« Reply #10 on: September 20, 2017, 10:15:01 AM »
Great info thanks!
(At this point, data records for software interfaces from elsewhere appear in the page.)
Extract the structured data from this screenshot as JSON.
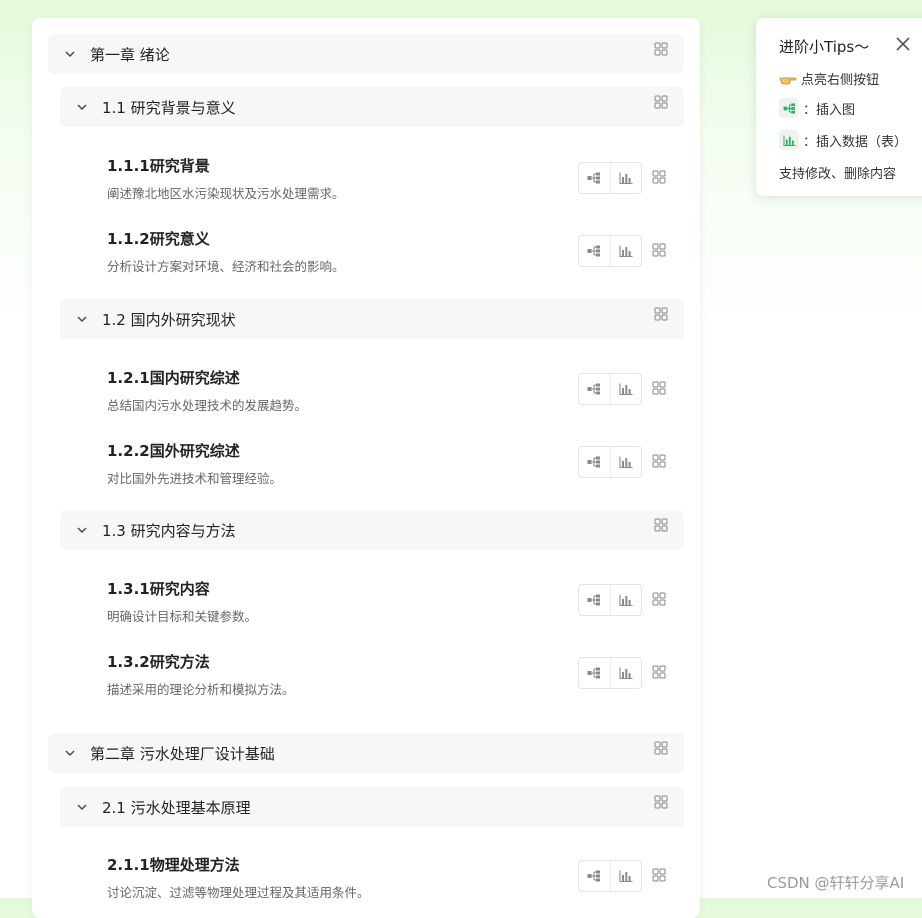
{
  "outline": {
    "chapters": [
      {
        "label": "第一章 绪论"
      },
      {
        "label": "第二章 污水处理厂设计基础"
      }
    ],
    "sections": [
      {
        "label": "1.1 研究背景与意义"
      },
      {
        "label": "1.2 国内外研究现状"
      },
      {
        "label": "1.3 研究内容与方法"
      },
      {
        "label": "2.1 污水处理基本原理"
      }
    ],
    "items": [
      {
        "title": "1.1.1研究背景",
        "desc": "阐述豫北地区水污染现状及污水处理需求。"
      },
      {
        "title": "1.1.2研究意义",
        "desc": "分析设计方案对环境、经济和社会的影响。"
      },
      {
        "title": "1.2.1国内研究综述",
        "desc": "总结国内污水处理技术的发展趋势。"
      },
      {
        "title": "1.2.2国外研究综述",
        "desc": "对比国外先进技术和管理经验。"
      },
      {
        "title": "1.3.1研究内容",
        "desc": "明确设计目标和关键参数。"
      },
      {
        "title": "1.3.2研究方法",
        "desc": "描述采用的理论分析和模拟方法。"
      },
      {
        "title": "2.1.1物理处理方法",
        "desc": "讨论沉淀、过滤等物理处理过程及其适用条件。"
      }
    ]
  },
  "tips": {
    "title": "进阶小Tips～",
    "row1": "点亮右侧按钮",
    "row2": "：插入图",
    "row3": "：插入数据（表）",
    "row4": "支持修改、删除内容"
  },
  "watermark": "CSDN @轩轩分享AI",
  "colors": {
    "accent": "#27b069",
    "icon_gray": "#8a8a8a",
    "head_bg": "#f7f7f7"
  },
  "icons": {
    "chevron": "chevron-down-icon",
    "grid": "grid-icon",
    "tree": "mindmap-icon",
    "bar": "bar-chart-icon",
    "close": "close-icon",
    "hand": "pointing-hand-icon"
  }
}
going to get the 1.6 Supremes and will flog my 1.25 Marathons. (Would have already had I not got to the checkout and decided an extra 5 quid postage for SJS demanded a look round the other suppliers :)